To be a fly-on-the-wall at the Observer’s editorial meetings last week must have been a treat. Today, long-serving writer Ed Vulliamy is given space to say why he disagrees with the paper’s stance on Jeremy Corbyn. He writes:
I felt we let down many readers and others by not embracing at least the spirit of the result, propelled as it was by moral principles of equality, peace and justice. These are no longer tap-room dreams but belong to a mass movement in Britain, as elsewhere in Europe.
And on the business pages, William Keegan the veteran economics editor, writes, under the headline Modern capitalism needs an opponent. It needs Jeremy Corbyn:
But there is little doubt that Corbyn is there because his rivals in the leadership race failed to distinguish themselves sufficiently from the Tories: suddenly there has been a grassroots revolt against austerity, especially among the young. As Corbyn says, austerity was not inevitable: it was a political decision.
Andrew Rawnsley, the political editor, sticks by his anti-Corbyn line:
Jeremy Corbyn’s first week as Labour leader hasn’t gone as planned, because it wasn’t planned. It has been authentic, all right; authentically amateurish. For sure, even if his debut had been sparkling, he would never have got warm reviews from his many enemies at Westminster and in the media. What’s more interesting is that even sympathisers have been taken aback by the absence of preparation for the transition and the shambles that has ensued
He predicts there will a “crunch point between leader and parliamentary party”. It will certainly be interesting.
I could come as early as the party conference at the end of the month when we will see how much support the majority of the parliamentary party has among the wider party. On the evidence of the ballot it is limited.

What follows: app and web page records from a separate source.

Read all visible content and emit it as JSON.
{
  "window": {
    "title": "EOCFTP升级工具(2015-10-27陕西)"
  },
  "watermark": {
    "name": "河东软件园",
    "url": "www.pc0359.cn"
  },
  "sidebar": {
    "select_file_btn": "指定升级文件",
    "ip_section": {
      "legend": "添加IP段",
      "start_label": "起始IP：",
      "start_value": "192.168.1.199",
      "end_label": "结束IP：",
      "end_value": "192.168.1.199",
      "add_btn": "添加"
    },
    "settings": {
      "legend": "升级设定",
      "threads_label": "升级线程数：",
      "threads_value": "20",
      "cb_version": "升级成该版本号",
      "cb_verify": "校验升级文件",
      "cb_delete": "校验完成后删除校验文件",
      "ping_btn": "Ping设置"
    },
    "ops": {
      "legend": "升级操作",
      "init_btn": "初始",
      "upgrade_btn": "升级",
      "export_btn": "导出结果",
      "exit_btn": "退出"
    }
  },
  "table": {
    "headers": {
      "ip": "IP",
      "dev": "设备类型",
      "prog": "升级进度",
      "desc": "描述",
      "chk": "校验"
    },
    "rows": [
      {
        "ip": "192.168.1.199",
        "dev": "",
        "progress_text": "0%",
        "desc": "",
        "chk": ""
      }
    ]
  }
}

As a diversion it is good to see a newspaper airing its policy differences as widely as the Labour party has done in the past week.